Asmaa Mahmoud, 38, is an entrepreneur from Armant, Luxor. She owns a small grocery store in her hometown. She also volunteers at the Rowad El Mostakbal Association, supporting event logistics and administrative tasks. “I have been volunteering with the Association for the past seven years,” said a passionate Asmaa, who completed her bachelor’s degree from the Institute of Social Service. “It fills me with utmost pleasure and joy when I am given a chance to serve my community and lend a helping hand to those in need.”
The Rowad El Mostakbal Association’s vision is to encourage male and female smallholder farmers to grow cash crops that have export opportunities that will increase their income and to improve the health and economic situation of women and youth. The Association signed a cooperation agreement with the Feed the Future Egypt Rural Agribusiness Strengthening Project, a USAID funded activity, two years ago to build the capacity of its members. Even with the emergence of COVID-19, the Project continued to provide support and shifted from in-person activities to remote technical assistance.
Through the project, Abt provided technical assistance that benefited both individual members and the association as a whole. “We received training on developing crop budgets, marketing, farming as a business, negotiation and contracting skills, and gender concepts such as gender equality in agriculture and rural development,” explained Asmaa. “The learning kitchen was also a definite highlight. Women learned how to cook healthy, nutritious food from locally available and low-cost products.”
The pandemic has negatively impacted many Egyptians, including Asmaa, who suffered a significant dip in her income driven by higher prices of goods and reduced sales at her grocery store. To supplement her income, Asmaa combined what she learned from various Project capacity-building activities and began making date jam and date paste with her sister at home and selling it at her grocery store and in neighboring communities. As a result of her training, she was able to calculate her expenses more accurately and negotiate a fair price for her products. As a result, Asmaa has increased her income by 10 percent to 15 percent, enabling her to afford home renovations while saving extra income for the future. And, with her expansion into food processing, she will also create more job opportunities.
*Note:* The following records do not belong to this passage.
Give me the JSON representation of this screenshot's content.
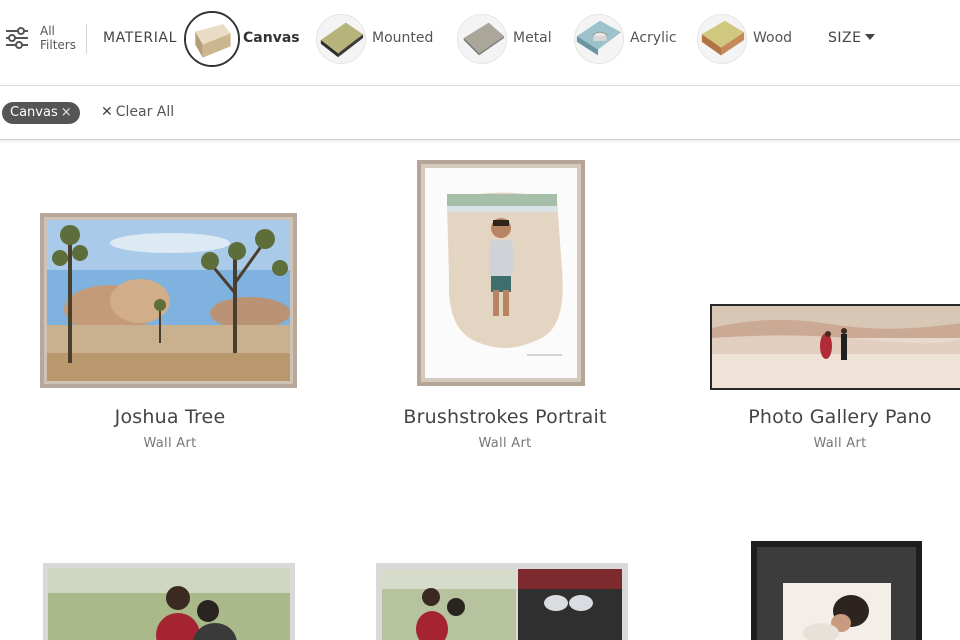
{
  "filters": {
    "all_filters_label": "All Filters",
    "material_label": "MATERIAL",
    "materials": [
      {
        "label": "Canvas",
        "selected": true,
        "icon": "canvas-swatch-icon"
      },
      {
        "label": "Mounted",
        "selected": false,
        "icon": "mounted-swatch-icon"
      },
      {
        "label": "Metal",
        "selected": false,
        "icon": "metal-swatch-icon"
      },
      {
        "label": "Acrylic",
        "selected": false,
        "icon": "acrylic-swatch-icon"
      },
      {
        "label": "Wood",
        "selected": false,
        "icon": "wood-swatch-icon"
      }
    ],
    "size_label": "SIZE"
  },
  "applied": {
    "chip_label": "Canvas",
    "chip_close_glyph": "×",
    "clear_all_glyph": "✕",
    "clear_all_label": "Clear All"
  },
  "products": [
    {
      "title": "Joshua Tree",
      "subtitle": "Wall Art"
    },
    {
      "title": "Brushstrokes Portrait",
      "subtitle": "Wall Art"
    },
    {
      "title": "Photo Gallery Pano",
      "subtitle": "Wall Art"
    },
    {
      "title": "",
      "subtitle": ""
    },
    {
      "title": "",
      "subtitle": ""
    },
    {
      "title": "",
      "subtitle": ""
    }
  ],
  "colors": {
    "chip_bg": "#555555",
    "frame_wood": "#b9a99a",
    "frame_black": "#222222"
  }
}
“I am gaining experience and learning one step at a time,” explained Asmaa. “My aim is to improve the packaging of the product and sell my products to the bakeries in Armant.”
Food Security & Agriculture in Middle East & North Africa